**WORK REQUEST:**
Once the pictures are set aside, reproduce the entries below exactly.

**Records from a data collection:**
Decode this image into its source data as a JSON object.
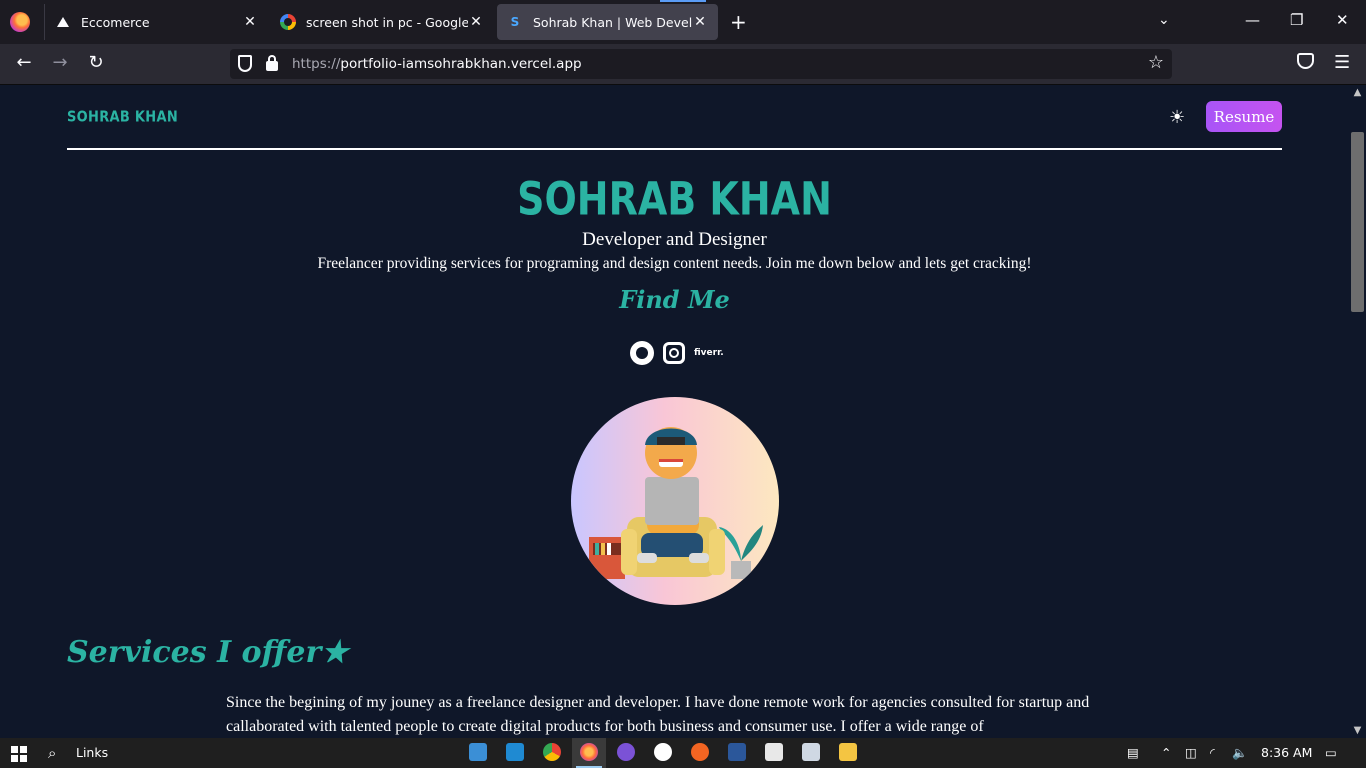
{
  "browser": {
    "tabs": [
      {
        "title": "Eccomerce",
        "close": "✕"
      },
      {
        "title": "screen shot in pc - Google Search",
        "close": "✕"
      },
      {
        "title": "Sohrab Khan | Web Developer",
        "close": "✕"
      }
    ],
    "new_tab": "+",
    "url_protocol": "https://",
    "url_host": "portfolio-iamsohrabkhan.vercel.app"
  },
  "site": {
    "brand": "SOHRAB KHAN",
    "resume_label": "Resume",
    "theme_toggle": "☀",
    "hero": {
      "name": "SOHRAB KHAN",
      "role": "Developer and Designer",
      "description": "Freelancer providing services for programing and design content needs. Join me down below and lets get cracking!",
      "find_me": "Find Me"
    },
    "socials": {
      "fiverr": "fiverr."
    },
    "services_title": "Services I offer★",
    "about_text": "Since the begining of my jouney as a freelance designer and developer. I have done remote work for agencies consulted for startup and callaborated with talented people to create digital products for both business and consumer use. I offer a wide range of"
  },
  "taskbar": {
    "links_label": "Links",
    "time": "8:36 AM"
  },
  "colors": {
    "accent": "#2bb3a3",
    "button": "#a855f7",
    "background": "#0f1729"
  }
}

**RESPONSE:**
Decode this image into its source data as a JSON object.
{
  "browser": {
    "tabs": [
      {
        "title": "Eccomerce",
        "close": "✕"
      },
      {
        "title": "screen shot in pc - Google Search",
        "close": "✕"
      },
      {
        "title": "Sohrab Khan | Web Developer",
        "close": "✕"
      }
    ],
    "new_tab": "+",
    "url_protocol": "https://",
    "url_host": "portfolio-iamsohrabkhan.vercel.app"
  },
  "site": {
    "brand": "SOHRAB KHAN",
    "resume_label": "Resume",
    "theme_toggle": "☀",
    "hero": {
      "name": "SOHRAB KHAN",
      "role": "Developer and Designer",
      "description": "Freelancer providing services for programing and design content needs. Join me down below and lets get cracking!",
      "find_me": "Find Me"
    },
    "socials": {
      "fiverr": "fiverr."
    },
    "services_title": "Services I offer★",
    "about_text": "Since the begining of my jouney as a freelance designer and developer. I have done remote work for agencies consulted for startup and callaborated with talented people to create digital products for both business and consumer use. I offer a wide range of"
  },
  "taskbar": {
    "links_label": "Links",
    "time": "8:36 AM"
  },
  "colors": {
    "accent": "#2bb3a3",
    "button": "#a855f7",
    "background": "#0f1729"
  }
}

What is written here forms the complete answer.